Label honcho Andrew Galloway of Toronto's Electro-Fi records has established an enviable reputation for superb outings by oft-overlooked yet seminal figures in blues history. Working exclusively at Alec Fraser's Liquid Sound Studios, Electro-Fi's output is characterized by a big, fat bottom and enough dirt to start a farm. In short, exactly the way blues should sound.
One of Andrew's most exciting discoveries has to be Curley Bridges. "Mr. Rock 'N' Soul" is Curley's second outing for the label; given it took twenty-six years for his feature-length debut to see the light, we should be glad this follow-up comes only two years later.

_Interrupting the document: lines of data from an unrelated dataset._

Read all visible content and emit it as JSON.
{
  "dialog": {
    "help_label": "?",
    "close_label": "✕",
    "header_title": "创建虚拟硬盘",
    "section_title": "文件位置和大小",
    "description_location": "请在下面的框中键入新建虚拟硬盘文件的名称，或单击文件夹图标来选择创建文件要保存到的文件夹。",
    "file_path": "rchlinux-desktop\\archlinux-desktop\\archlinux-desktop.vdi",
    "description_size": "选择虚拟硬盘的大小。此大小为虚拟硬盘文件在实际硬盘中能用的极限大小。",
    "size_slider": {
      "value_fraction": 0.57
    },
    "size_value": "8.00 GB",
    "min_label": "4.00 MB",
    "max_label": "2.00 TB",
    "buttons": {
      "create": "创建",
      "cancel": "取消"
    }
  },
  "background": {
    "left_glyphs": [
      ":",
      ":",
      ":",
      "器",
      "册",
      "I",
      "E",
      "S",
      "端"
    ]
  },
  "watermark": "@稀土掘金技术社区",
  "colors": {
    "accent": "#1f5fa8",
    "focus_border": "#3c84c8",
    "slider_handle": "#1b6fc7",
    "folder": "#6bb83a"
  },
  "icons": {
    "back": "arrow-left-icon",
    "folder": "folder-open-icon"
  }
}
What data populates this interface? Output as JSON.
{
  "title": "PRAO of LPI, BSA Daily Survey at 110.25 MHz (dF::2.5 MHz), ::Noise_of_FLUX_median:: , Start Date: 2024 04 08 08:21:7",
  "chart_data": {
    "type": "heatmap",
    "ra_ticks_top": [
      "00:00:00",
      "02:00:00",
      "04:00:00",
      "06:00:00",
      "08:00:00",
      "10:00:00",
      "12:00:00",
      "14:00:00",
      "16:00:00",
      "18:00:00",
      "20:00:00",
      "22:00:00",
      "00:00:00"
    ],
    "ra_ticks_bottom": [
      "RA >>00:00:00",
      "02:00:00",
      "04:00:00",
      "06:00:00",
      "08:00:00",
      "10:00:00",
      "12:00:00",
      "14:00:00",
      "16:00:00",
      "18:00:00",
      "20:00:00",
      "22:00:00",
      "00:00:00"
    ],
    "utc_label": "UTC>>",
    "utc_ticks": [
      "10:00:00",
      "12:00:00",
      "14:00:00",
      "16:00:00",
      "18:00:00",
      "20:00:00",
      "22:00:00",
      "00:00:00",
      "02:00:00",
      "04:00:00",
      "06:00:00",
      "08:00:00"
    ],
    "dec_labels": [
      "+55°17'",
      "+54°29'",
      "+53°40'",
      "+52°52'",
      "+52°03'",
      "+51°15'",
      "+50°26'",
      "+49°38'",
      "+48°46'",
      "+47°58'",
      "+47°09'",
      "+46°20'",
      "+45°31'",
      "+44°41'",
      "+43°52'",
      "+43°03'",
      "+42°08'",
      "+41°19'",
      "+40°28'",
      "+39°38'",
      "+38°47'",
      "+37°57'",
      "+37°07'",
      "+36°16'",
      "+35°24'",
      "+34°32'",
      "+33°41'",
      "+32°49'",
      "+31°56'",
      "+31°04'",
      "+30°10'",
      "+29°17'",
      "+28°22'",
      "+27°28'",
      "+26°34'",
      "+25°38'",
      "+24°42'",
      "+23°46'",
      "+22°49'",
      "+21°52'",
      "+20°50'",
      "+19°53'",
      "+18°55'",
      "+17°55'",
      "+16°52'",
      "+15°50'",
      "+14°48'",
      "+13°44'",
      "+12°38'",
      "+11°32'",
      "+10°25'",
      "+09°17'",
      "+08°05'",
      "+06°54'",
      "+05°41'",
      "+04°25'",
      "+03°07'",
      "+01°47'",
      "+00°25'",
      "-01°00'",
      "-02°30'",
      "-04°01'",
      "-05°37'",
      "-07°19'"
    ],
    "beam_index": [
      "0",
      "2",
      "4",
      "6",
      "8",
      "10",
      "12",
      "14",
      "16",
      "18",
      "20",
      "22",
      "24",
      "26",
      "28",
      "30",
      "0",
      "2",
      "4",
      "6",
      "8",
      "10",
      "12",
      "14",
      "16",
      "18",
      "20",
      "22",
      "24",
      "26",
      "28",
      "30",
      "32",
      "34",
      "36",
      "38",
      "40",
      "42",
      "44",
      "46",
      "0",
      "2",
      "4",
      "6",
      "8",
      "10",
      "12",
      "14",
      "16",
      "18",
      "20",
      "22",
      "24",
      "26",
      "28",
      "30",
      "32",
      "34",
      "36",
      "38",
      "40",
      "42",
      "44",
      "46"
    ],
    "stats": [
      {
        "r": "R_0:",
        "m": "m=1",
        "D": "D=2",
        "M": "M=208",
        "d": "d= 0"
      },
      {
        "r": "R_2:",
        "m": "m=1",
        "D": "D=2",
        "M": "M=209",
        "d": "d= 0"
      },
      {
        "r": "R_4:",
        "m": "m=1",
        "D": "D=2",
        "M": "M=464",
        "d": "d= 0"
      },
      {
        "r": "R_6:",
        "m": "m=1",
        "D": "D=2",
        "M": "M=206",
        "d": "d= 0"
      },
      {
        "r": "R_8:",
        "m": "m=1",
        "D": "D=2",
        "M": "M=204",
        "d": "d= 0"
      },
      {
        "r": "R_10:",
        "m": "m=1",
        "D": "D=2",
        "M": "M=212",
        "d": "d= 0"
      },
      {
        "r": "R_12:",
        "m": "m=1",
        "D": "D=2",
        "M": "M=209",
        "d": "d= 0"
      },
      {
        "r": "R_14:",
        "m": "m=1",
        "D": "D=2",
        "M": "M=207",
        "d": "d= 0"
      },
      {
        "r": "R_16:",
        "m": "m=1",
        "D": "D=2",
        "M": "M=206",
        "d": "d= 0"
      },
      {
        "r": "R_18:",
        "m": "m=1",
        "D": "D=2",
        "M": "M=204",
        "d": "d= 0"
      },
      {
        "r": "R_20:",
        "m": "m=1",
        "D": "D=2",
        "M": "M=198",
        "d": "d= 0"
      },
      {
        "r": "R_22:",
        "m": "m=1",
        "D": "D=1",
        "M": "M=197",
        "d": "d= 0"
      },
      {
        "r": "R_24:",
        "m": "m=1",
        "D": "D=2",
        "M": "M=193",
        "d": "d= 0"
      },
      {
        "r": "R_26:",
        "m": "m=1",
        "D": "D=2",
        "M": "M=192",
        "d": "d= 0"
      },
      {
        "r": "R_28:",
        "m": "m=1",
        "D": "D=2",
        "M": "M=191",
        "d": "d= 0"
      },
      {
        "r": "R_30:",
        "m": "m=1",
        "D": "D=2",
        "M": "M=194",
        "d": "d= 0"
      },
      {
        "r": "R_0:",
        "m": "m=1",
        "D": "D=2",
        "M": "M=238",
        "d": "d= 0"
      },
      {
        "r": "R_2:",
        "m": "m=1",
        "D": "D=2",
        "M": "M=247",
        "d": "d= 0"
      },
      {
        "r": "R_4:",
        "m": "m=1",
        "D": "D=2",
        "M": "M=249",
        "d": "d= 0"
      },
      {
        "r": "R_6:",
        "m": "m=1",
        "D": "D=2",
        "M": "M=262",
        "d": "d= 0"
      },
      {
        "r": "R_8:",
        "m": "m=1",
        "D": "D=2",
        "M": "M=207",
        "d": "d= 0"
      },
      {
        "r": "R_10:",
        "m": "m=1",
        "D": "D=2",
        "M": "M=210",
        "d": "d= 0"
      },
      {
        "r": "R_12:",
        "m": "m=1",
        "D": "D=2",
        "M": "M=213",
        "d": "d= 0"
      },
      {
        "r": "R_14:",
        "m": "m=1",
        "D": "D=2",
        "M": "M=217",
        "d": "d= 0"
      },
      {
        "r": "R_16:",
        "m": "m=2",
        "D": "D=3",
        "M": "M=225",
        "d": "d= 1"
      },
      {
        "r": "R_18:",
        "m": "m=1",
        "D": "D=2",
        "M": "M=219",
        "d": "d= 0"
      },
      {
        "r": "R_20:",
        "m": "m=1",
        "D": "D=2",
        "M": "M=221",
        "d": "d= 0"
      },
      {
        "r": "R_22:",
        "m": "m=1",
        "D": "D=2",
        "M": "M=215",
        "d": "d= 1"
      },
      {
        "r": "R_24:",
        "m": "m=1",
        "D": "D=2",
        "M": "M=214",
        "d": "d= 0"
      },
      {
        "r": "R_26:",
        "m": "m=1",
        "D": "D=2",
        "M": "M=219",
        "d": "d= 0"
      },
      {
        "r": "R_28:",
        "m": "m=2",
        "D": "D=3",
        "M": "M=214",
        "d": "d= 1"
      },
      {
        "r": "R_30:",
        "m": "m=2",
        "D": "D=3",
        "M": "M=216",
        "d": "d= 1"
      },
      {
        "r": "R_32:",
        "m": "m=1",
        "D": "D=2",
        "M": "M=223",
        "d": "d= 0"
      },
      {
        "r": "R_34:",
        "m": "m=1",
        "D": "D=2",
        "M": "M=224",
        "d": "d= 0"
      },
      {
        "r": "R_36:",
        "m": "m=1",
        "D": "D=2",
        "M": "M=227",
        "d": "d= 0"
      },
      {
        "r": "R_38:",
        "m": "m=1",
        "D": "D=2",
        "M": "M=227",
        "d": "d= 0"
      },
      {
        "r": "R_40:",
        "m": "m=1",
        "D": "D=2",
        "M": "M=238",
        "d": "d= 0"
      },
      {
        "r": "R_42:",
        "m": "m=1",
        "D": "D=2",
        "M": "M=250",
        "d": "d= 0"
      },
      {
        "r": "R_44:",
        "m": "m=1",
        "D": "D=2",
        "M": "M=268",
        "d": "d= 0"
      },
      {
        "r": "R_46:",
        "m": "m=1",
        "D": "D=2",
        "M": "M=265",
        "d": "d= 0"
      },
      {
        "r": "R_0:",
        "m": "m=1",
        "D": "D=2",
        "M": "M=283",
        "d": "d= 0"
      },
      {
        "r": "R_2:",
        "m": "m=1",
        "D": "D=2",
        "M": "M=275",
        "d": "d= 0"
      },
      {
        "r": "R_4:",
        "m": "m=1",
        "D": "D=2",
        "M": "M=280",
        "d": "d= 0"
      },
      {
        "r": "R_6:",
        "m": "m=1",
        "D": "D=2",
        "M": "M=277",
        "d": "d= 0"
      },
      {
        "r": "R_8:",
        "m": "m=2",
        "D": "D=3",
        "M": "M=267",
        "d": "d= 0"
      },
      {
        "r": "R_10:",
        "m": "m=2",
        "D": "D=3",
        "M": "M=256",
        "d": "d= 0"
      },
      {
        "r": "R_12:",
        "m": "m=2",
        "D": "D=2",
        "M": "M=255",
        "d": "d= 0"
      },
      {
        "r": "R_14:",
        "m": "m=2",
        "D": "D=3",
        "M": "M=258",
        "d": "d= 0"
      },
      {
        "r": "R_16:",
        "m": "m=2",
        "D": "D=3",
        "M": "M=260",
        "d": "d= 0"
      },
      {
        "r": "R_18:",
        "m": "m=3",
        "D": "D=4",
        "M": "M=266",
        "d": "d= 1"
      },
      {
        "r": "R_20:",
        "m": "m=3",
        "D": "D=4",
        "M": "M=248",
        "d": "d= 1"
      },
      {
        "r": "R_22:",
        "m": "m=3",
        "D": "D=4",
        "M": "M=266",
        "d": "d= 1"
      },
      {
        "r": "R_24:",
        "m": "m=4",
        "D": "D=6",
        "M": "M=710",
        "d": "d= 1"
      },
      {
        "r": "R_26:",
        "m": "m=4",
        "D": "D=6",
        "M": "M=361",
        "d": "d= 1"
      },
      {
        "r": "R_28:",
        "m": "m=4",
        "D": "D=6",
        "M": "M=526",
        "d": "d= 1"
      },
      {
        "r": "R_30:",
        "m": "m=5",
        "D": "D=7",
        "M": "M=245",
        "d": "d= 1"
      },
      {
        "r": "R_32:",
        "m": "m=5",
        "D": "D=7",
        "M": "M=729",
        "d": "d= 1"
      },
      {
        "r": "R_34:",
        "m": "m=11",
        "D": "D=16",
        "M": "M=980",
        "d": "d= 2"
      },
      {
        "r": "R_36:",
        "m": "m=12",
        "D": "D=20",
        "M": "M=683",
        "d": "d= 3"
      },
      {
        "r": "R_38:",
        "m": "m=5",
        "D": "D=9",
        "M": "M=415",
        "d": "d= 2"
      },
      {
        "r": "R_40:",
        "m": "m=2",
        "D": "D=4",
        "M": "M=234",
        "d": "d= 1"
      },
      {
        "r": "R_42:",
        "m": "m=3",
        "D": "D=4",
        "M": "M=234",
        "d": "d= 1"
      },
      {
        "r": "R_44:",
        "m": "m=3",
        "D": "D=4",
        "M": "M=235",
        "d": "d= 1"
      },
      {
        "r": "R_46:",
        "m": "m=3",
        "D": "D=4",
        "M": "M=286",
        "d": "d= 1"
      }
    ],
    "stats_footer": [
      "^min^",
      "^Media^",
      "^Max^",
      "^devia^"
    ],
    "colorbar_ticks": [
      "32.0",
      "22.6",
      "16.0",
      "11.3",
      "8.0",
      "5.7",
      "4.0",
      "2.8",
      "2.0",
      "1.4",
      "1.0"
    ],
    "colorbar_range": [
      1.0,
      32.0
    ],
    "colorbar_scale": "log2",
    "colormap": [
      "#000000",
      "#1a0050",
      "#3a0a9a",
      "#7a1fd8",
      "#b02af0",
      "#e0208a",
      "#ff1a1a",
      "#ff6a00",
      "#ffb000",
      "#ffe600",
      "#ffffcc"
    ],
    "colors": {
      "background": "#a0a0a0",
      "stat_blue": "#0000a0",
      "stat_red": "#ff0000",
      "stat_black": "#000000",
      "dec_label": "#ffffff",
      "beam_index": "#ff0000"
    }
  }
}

Once again Curley's backed by local luminaries Chris Whitely on harp, trumpet, and guitar, his brother Dan (talented family, eh?) on guitar, with Bucky Berger on drums, Downchild's Pat Carey on sax, and Victor Bateman on acoustic bass. All are excellent, in particular Mr. Whitely's squalling harmonica work; he proves that after all this time there's still much to be made of that li'l old 'Mississippi saxophone.' (Harp-o-holics in particular will be amazed at his tonal pallette - how does he get that sound?)
But make no mistake, this is clearly Curley's show, as he leads the band through a romping, rollicking set driven by his piano work and sly, gruff vocals.
With a declamatory shout on the opener - "Rock 'n' Soul, gotta make it, baby!" Curley wastes no time in getting the party going. "Nobody Seems To Want Me" rides a New Orleans style groove that Fats Domino would've felt right at home in; Curley reinvents "Little Red Rooster" as an easy-going shuffle, Mr. Whitely's honking harp again a highlight. "You're The One (That I Adore) is a heartfelt and straightforward love song, utterly devoid of posture or pose; many a pop start wannabee could learn a lesson about presentation from this one, and the world would be a better place for it.
Herbie Hancock's "Suite: Watermelon" gets the Curley treatment next, with the result an agreeably funky romp. Curley's "Caledonia" is pretty straightforward, as are "What Am I Living For" and Lee Dorsey's classic "Ya Ya." Given that all possess irresistible riffs from the git-go, who'd want to change 'em anyway? Yet such is the sheer force of Curley's personality that no matter how many covers you've heard before, there's never a doubt these songs are his and his alone.
"Ain't That Just like A Woman" gets an unusual rumba workout, while "My Girl Josephine" is a short, sweet slice of shuffle heaven. "Outskirts Of Town" is positively bouncy - again an unexpected approach - before Curley wraps things up with one of the more unusual takes on "Mojo" you're likely to hear; so much so he's renamed it "Mo-jo Re:Worked.
With so much to like here - Curley's spry vocals, top-notch instrumental performances, and production that puts a raucous party right in your living room - it's hard to say just what's best about "Mr. Rock 'n' Soul." Perhaps it's just that the guys are clearly having so much fun, and it's a pleasure just to spend time with 'em.
Get this one!
Canada: Unit 6-21 Goodrich Rd.
Toronto Ontario M8Z 6A3
USA: P.O. Box 191, LaSalle Station, Niagara Falls, NY 14304
Website : www.electrofi.com
This review is copyright © 2001 by John Taylor, and Blues On Stage, all rights reserved. Copy, duplication or download prohibited without written permission. For permission to use this review please send an E-mail to Ray Stiles.